I don’t mean to downplay Gerrard’s importance to the team – 20+ goals, one of the finest seasons of his career, a smashing partnership with the game’s top striker, and he’s probably the best all-around player in the world. The kudos from Zidane, the flirtation from Real Madrid, all proof of Gerrard’s value. But Xabi Alonso makes this team tick.
There was a quote from the Daily Telegraph report after last Sunday’s match against Villa that I absolutely adore. “…[T]he star of the show was Xabi Alonso. The Basque appears to operate in a vortex, time slowed around him so he always seems to have space. It is a rare gift.”
Rare to say the least. Alonso doesn’t move into space, he creates it from thin air with his positioning and close control, and has the vision to play a pass to any part of the pitch from anywhere else. He is an absolute artist – directing traffic seemingly without a care in the world, coolly spreading the ball wherever he sees fit to start the attack.
I’m reminded of a Renaissance book I read as an undergraduate called The Book of the Courtier. One had to have many talents to fit into a Renaissance court, but most important was:
“…[T]o practice in all things a certain sprezzatura, so as to conceal all art and make whatever is done or said appear to be without effort and almost without any thought about it.”That’s Alonso. That’s Alonso to a tee.
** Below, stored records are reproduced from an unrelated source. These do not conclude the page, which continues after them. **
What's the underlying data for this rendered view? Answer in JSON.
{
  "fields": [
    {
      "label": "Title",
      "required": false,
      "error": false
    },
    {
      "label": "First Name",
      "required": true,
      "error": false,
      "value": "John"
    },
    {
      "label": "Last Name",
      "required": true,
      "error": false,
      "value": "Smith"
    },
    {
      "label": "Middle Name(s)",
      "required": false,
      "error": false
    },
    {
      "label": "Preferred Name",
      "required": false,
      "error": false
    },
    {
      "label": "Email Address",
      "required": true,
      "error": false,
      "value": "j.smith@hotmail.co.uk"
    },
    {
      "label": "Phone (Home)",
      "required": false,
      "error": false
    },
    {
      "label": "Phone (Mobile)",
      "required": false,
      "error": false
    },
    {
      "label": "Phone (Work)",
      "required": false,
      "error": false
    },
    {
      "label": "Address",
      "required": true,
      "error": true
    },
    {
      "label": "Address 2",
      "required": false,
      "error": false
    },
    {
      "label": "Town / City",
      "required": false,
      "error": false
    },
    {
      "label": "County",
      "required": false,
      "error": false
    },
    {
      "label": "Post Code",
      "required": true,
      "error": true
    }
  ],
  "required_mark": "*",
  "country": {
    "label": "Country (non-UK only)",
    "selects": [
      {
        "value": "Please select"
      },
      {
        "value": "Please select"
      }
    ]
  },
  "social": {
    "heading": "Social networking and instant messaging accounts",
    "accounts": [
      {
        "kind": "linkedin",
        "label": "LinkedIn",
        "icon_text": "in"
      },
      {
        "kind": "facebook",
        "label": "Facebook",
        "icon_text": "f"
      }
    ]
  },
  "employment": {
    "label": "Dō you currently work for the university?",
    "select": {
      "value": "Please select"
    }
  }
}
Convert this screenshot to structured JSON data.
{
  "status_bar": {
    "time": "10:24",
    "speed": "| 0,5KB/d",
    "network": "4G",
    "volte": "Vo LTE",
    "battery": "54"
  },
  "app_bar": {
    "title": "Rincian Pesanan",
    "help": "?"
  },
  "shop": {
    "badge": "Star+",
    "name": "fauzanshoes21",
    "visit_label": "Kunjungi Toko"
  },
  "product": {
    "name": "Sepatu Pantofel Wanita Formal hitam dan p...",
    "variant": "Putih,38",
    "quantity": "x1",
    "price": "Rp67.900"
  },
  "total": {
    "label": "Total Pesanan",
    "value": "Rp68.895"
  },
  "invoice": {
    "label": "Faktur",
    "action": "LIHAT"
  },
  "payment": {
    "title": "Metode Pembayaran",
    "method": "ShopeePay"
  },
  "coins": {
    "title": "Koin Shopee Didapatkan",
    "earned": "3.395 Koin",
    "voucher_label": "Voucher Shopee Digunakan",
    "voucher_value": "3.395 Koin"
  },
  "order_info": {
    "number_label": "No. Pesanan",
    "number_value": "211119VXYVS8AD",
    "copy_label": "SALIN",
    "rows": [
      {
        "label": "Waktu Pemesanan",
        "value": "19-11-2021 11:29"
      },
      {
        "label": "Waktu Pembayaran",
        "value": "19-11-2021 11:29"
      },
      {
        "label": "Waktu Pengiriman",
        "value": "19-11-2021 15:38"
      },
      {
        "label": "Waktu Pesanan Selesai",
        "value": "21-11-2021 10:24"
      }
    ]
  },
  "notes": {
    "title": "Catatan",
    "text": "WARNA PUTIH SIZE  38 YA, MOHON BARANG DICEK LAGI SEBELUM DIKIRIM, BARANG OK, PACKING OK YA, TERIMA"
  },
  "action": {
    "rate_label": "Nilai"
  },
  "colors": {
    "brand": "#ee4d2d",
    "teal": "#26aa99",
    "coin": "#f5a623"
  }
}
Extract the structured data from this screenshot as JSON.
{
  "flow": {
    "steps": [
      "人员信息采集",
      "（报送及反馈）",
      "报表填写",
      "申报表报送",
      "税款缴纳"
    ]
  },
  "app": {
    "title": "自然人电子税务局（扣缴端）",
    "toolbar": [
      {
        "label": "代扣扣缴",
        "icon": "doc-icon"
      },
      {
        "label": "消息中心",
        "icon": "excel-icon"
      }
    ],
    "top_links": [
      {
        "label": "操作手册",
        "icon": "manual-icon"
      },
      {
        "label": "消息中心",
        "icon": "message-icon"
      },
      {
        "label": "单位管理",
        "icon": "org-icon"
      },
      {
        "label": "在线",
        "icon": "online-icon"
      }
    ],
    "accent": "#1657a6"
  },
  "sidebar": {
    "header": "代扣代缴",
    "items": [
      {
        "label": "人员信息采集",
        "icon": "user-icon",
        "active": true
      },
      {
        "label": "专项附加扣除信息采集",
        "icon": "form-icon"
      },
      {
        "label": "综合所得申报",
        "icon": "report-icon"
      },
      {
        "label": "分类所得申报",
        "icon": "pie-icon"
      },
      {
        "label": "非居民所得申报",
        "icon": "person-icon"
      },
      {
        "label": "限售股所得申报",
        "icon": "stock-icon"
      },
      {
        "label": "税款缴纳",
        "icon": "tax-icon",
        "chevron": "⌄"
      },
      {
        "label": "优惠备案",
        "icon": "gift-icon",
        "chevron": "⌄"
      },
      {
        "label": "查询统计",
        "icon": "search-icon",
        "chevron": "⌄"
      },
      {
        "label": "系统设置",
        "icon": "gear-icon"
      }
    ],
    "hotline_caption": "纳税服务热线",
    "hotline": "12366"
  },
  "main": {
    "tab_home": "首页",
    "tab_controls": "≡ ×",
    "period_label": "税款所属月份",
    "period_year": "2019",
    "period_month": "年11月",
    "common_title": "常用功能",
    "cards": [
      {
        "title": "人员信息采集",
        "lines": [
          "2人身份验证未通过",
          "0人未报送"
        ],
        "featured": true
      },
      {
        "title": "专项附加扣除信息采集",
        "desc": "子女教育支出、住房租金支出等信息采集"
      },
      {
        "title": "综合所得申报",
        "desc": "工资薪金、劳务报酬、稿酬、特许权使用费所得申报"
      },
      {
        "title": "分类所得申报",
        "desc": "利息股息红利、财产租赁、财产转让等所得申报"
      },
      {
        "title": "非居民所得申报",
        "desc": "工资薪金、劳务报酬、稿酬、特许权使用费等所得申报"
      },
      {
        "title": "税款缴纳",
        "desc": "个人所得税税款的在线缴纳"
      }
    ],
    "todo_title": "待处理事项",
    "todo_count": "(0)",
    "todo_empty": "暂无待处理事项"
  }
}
And it’s his absences that truly demonstrate his importance.
On the bench for the opening game against Sunderland, he comes in to play a perfect throughball for Torres to score the winner. Plessis hasn’t gotten a sniff in the league since. Alonso was similarly important off the bench against Pompey last month.
Suspended against Manchester City in February, Liverpool plays out an unimpressive draw. He didn’t play against Wigan a month earlier as well, another which ended 1-1, or in the second draw against Stoke, where Liverpool struggled to pass through a paper bag, in early January.
It’s not as if Liverpool hasn’t been crap at times when he’s played – the Middlesbrough loss and the first draw against Stoke stick out – but those are exceptions rather than rules. I firmly believe that if either the Mancs or the Arse had him, they’d walk to the title.
And that’s not even touching upon his personality – how he’s classy, cultured, and seemingly Benitez personified on the field. I’d put a hefty wager on him becoming a top manager after his career.
What a player. So glad he’s ours.